When David Dimbleby revealed his new scorpion tattoo last week, there were those who rolled their eyes and implored the 75-year-old to act his age. It seems to me that 75 is the perfect age to get a tattoo: you know your own mind; your parents can't stop you; you don't have to worry about it looking silly when your skin starts to sag; and if you do decide that you hate it, you probably won't have to spend another 75 years regretting it.

As for those who think that the embarrassing intercession of an establishment oldie will "finally" put a stop to this youth "trend" for having tattoos … well, tattoos are sort of the antithesis to a trend. There's nothing fashionable or fleeting about them, either historically or for the recipient.

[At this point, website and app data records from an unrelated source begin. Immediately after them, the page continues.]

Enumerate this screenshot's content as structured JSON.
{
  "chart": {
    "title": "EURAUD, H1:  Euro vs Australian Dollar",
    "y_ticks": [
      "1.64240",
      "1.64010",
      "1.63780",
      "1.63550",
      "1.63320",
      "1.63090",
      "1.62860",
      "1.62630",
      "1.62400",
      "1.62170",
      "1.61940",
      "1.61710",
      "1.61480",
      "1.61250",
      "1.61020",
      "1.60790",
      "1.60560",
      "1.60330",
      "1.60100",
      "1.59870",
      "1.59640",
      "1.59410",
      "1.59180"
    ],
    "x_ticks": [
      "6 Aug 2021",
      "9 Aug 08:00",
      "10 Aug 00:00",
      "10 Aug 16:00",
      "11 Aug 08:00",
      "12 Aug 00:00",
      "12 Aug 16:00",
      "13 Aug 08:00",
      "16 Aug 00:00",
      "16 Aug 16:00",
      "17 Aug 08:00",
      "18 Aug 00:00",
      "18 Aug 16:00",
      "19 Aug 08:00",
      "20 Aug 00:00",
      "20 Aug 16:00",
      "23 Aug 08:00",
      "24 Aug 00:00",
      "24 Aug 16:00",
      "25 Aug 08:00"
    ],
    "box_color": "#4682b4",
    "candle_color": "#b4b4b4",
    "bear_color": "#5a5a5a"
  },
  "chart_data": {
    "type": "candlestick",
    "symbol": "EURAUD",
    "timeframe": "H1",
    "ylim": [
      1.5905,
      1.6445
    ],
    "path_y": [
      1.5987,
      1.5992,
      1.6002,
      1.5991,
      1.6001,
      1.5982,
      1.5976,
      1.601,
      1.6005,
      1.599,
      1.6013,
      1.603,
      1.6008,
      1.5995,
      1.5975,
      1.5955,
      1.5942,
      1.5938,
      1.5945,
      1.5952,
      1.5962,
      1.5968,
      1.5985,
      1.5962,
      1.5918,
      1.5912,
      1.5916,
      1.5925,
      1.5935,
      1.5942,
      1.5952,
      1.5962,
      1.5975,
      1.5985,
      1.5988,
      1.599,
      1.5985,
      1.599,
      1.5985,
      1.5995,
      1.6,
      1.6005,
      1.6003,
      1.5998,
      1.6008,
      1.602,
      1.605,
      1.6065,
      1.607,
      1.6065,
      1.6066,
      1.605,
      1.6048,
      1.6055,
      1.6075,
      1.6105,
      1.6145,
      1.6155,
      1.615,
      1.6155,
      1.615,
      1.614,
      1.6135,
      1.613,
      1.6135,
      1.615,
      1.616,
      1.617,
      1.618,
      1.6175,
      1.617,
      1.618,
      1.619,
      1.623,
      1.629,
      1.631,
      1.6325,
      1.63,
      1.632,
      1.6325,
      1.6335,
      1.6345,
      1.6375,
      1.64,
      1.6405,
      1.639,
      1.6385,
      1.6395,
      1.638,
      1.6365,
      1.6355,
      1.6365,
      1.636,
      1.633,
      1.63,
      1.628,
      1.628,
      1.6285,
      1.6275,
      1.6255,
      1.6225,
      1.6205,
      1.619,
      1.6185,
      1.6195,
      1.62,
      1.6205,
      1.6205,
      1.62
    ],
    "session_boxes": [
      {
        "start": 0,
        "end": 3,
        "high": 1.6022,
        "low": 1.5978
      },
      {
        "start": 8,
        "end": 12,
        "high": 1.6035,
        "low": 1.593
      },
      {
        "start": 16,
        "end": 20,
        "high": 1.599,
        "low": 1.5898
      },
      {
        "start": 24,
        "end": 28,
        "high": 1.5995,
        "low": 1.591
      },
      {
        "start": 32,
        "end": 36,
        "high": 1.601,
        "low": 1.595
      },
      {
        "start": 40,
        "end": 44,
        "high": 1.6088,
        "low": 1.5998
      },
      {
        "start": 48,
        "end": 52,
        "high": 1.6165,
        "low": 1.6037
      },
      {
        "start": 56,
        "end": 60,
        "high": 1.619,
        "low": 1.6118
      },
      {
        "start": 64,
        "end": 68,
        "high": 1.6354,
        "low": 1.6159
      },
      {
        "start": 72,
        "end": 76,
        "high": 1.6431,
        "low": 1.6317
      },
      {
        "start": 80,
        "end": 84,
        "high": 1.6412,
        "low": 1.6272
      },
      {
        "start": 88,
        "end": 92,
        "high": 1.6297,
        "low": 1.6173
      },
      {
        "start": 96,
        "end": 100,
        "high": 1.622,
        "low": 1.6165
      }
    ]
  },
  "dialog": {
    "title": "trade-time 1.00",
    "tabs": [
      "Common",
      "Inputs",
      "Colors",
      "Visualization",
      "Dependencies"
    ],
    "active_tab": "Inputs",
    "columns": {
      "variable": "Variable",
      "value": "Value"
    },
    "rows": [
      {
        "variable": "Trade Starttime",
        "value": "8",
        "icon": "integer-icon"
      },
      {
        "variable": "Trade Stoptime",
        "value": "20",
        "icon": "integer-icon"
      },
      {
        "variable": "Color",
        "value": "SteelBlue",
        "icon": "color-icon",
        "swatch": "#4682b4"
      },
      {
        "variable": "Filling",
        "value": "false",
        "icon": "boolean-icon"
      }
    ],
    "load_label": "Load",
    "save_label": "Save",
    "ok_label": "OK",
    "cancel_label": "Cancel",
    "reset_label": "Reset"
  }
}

Dimbleby is not the only one to be told that his behaviour is inappropriate for his age, when really it is completely conventional. Take Miley Cyrus (please, someone). When I hear that something "controversial" has happened involving the 20-year-old former Disney poster girl, I wait to hear what she has done that is out of the ordinary for someone of her age and social bracket, then find she is sticking rigidly to the script.

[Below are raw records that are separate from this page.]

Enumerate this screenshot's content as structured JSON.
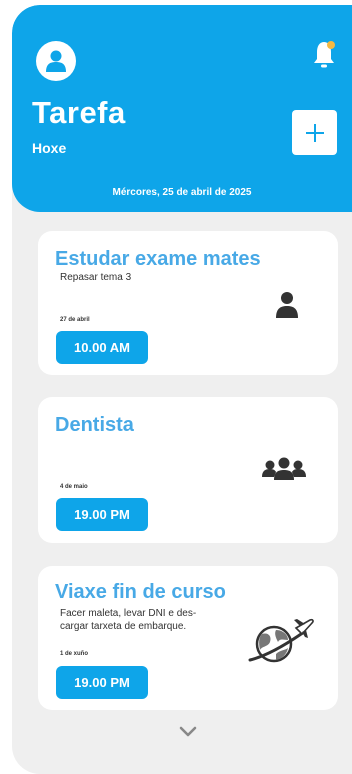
{
  "header": {
    "title": "Tarefa",
    "subtitle": "Hoxe",
    "date": "Mércores, 25 de abril de 2025",
    "accent_color": "#0ea5e9",
    "notification_dot_color": "#f4b942"
  },
  "tasks": [
    {
      "title": "Estudar exame mates",
      "description": "Repasar tema 3",
      "day": "27 de abril",
      "time": "10.00 AM",
      "icon": "person-icon"
    },
    {
      "title": "Dentista",
      "description": "",
      "day": "4 de maio",
      "time": "19.00 PM",
      "icon": "group-icon"
    },
    {
      "title": "Viaxe fin de curso",
      "description": "Facer maleta, levar DNI e des-cargar tarxeta de embarque.",
      "day": "1 de xuño",
      "time": "19.00 PM",
      "icon": "travel-globe-icon"
    }
  ]
}
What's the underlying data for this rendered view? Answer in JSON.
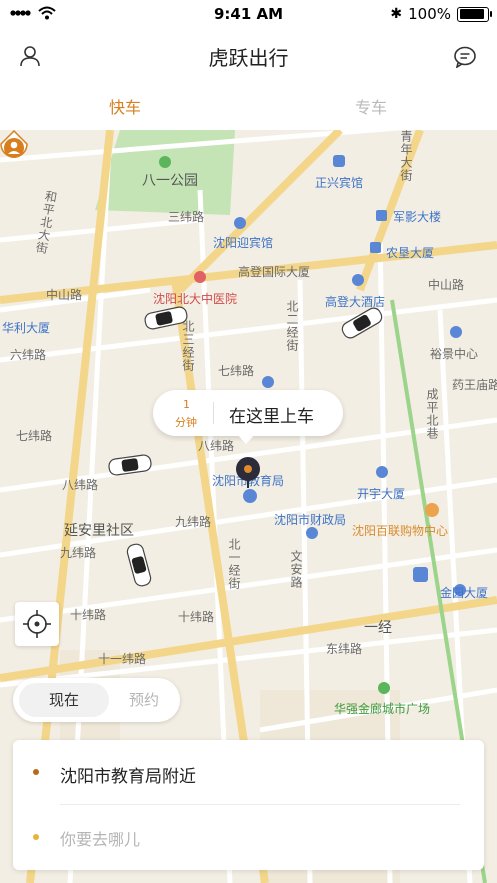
{
  "status_bar": {
    "time": "9:41 AM",
    "battery": "100%"
  },
  "header": {
    "title": "虎跃出行",
    "user_icon": "user-icon",
    "message_icon": "message-icon"
  },
  "tabs": [
    {
      "label": "快车",
      "active": true
    },
    {
      "label": "专车",
      "active": false
    }
  ],
  "map": {
    "labels": {
      "park": "八一公园",
      "hotel1": "正兴宾馆",
      "building1": "军影大楼",
      "hotel2": "沈阳迎宾馆",
      "building2": "农垦大厦",
      "road_zhongshan_w": "中山路",
      "road_zhongshan_e": "中山路",
      "building3": "高登国际大厦",
      "hospital": "沈阳北大中医院",
      "hotel3": "高登大酒店",
      "building4": "华利大厦",
      "building5": "裕景中心",
      "road_qiwei": "七纬路",
      "road_bawei": "八纬路",
      "road_jiuwei": "九纬路",
      "road_shiwei": "十纬路",
      "road_shiyiwei": "十一纬路",
      "road_sanwei": "三纬路",
      "road_liuwei": "六纬路",
      "road_qiwei_w": "七纬路",
      "road_bawei_w": "八纬路",
      "road_jiuwei_w": "九纬路",
      "road_shiwei_w": "十纬路",
      "building6": "开宇大厦",
      "finance": "沈阳市财政局",
      "edu": "沈阳市教育局",
      "mall": "沈阳百联购物中心",
      "community": "延安里社区",
      "garden": "金园大厦",
      "plaza": "华强金廊城市广场",
      "road_dongwei": "东纬路",
      "road_yijing": "一经",
      "road_heping": "和平北大街",
      "road_qingnian": "青年大街",
      "road_sanjing": "北三经街",
      "road_erjing": "北二经街",
      "road_yaowang": "药王庙路",
      "road_chengwai": "成平北巷",
      "road_wenan": "文安路",
      "road_beiyijing": "北一经街"
    }
  },
  "pickup": {
    "eta_value": "1",
    "eta_unit": "分钟",
    "label": "在这里上车"
  },
  "time_toggle": {
    "now": "现在",
    "later": "预约"
  },
  "trip": {
    "from": "沈阳市教育局附近",
    "to_placeholder": "你要去哪儿"
  },
  "colors": {
    "accent": "#d77f1e",
    "road": "#ffffff",
    "major_road": "#f5d57a",
    "park": "#bfe3b3"
  }
}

Last week, she "controversially" smoked a funny-looking cigarette on stage in Amsterdam and tweeted (the outrageous little madam) that "sometimes in life you just gotta decide to not give AF". Bless. She is twerking her little heart out trying to shock, but the whole squeaky-clean teen star turned drug-taking, snarling sexpot thing hasn't really been controversial since Elvis. It would be more shocking if she turned up to a gig wearing a self-knit cardigan.

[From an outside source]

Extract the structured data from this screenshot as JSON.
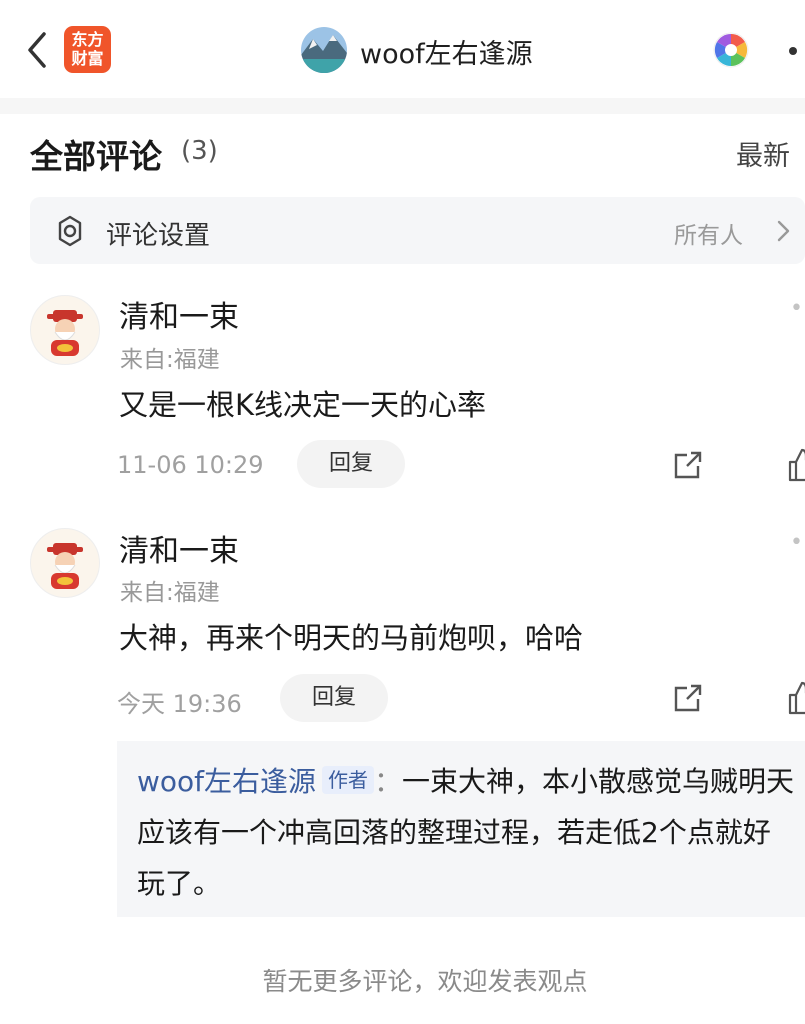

Then there's Kate Moss, who is celebrating her imminent 40th birthday by posing for Playboy in a position and outfit similar to that shown in the pop artist Allen Jones's woman-on-all-fours Table, which caused such a stir … back in 1969.

Controversial? Maybe, in an attention-seeking and slightly needy "Readers' Wives" sort of way. But, just like when she walked down the catwalk smoking a cigarette in 2011, the most shocking thing about it is that she still seems so desperate to shock.

I sympathise. It must be hard for young people – and approaching middle-age people – to make their mark on a cynical public when it's all been done before. Tattoos are hardly shocking when goody two‑shoes David Beckham is covered by them. A youth filled by inventive and well-documented drug-taking only serves to turn you into Sir Paul McCartney. And it's pretty hard to show more of your body than Madonna did in her book Sex, which was published in October 1992, a month before Miley was born.

However, I think Miley is on to something. Recently, she tweeted that she was up at 2:45am … making her bed "because clean sheets are heaven on earth". Now that's what I call unconventional. Especially if she snuggled in to watch Question Time with a Horlicks and tut at Dimbleby's silly tattoo.